Importantly, the study sometimes presented writing the essay as a choice—which is more likely to arouse dissonance—and other times presented it as an assignment. As a control, the participants were put through the same routine by being asked to write essays on a nonpolitical issue: How they felt about Macs vs. PCs.
Sure enough, the results yielded a significant partisan difference in the willingness to write the essay—but only when the essay was political (not about Macs vs. PCs) and only when writing it was presented a choice, not an assignment. In that context, the results were rather stunning: Not a single Bush supporter was willing to write a pro-Obama essay. That's 0 out of 28 Bush supporters overall. Obama supporters didn't like writing pro Bush essays much either, but they were a lot more willing in general: 20 out of 71 did so, or 28 percent overall. (The study sample, obtained through Amazon.com's Mechanical Turk, contained more liberals than conservatives.)
In fact, some conservatives sounded rather miffed after taking the study, leaving comments like: "Not for all the tea in China would I write that." In contrast, note the study authors, some liberals seemed to revel in the assignment. "This was fun!" as one put it.
The same finding arose—but less sharply—in a second study, when the presidents involved were Ronald Reagan and Bill Clinton, rather than Bush and Obama. Here, 13 out of 58 Clinton supporters—or 22 percent—wrote essays supporting Reagan, whereas just 3 out of 30—or 10 percent—of Reagan fans bothered to extoll Clinton. (The authors hypothesized that the response might have been different in this case because both former presidents are now quite well regarded, their reputations much more insulated from the partisanship of the current political moment.)
Like responsible scientists, the study authors noted factors other than the obvious one that could have contributed to their results—e.g., maybe liberals just enjoy the opportunity to be devil's advocates more than conservatives do. Or maybe it's really true (as much other research suggests) that the left-right divide reflects a deeper divide in psychology.

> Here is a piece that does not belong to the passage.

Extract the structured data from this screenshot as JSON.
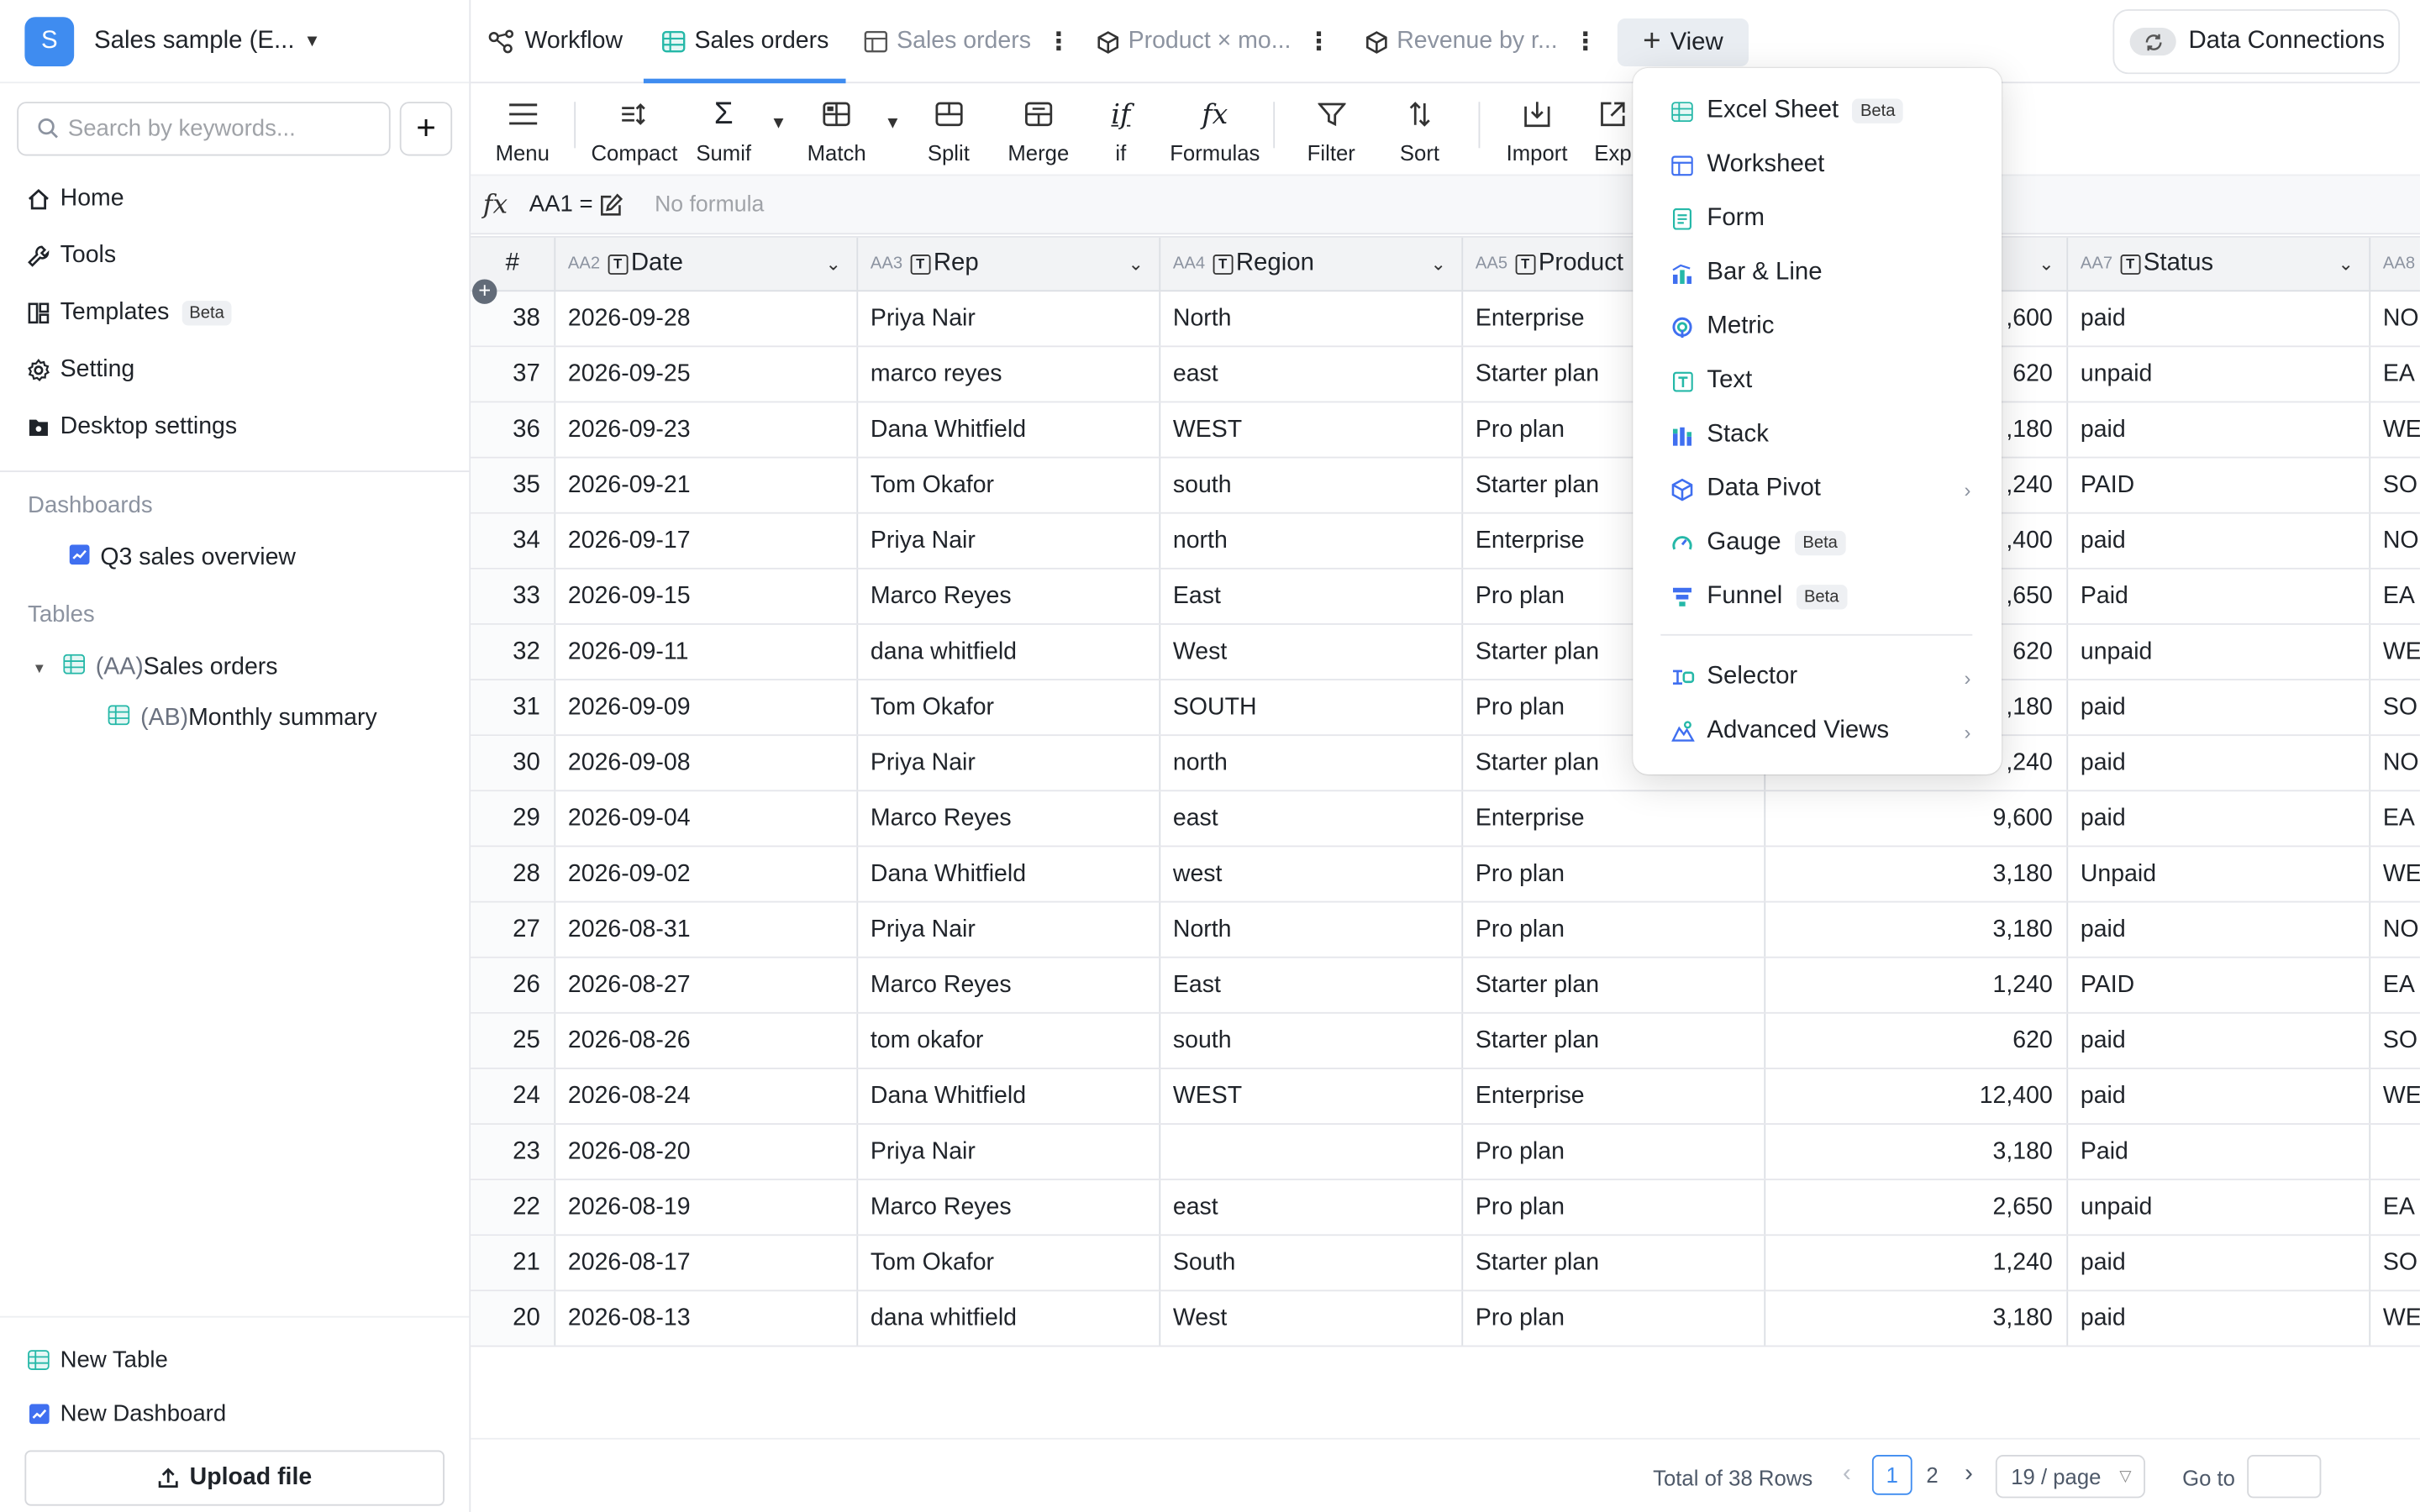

Liberals and conservatives did look almost identical when they were required to write the dissonance-inducing essay, rather than having a choice about the matter. When people are required to think positively about their political foes, they will, says NYU's Van Bavel. It isn't impossible, then—just something that happens far too rarely.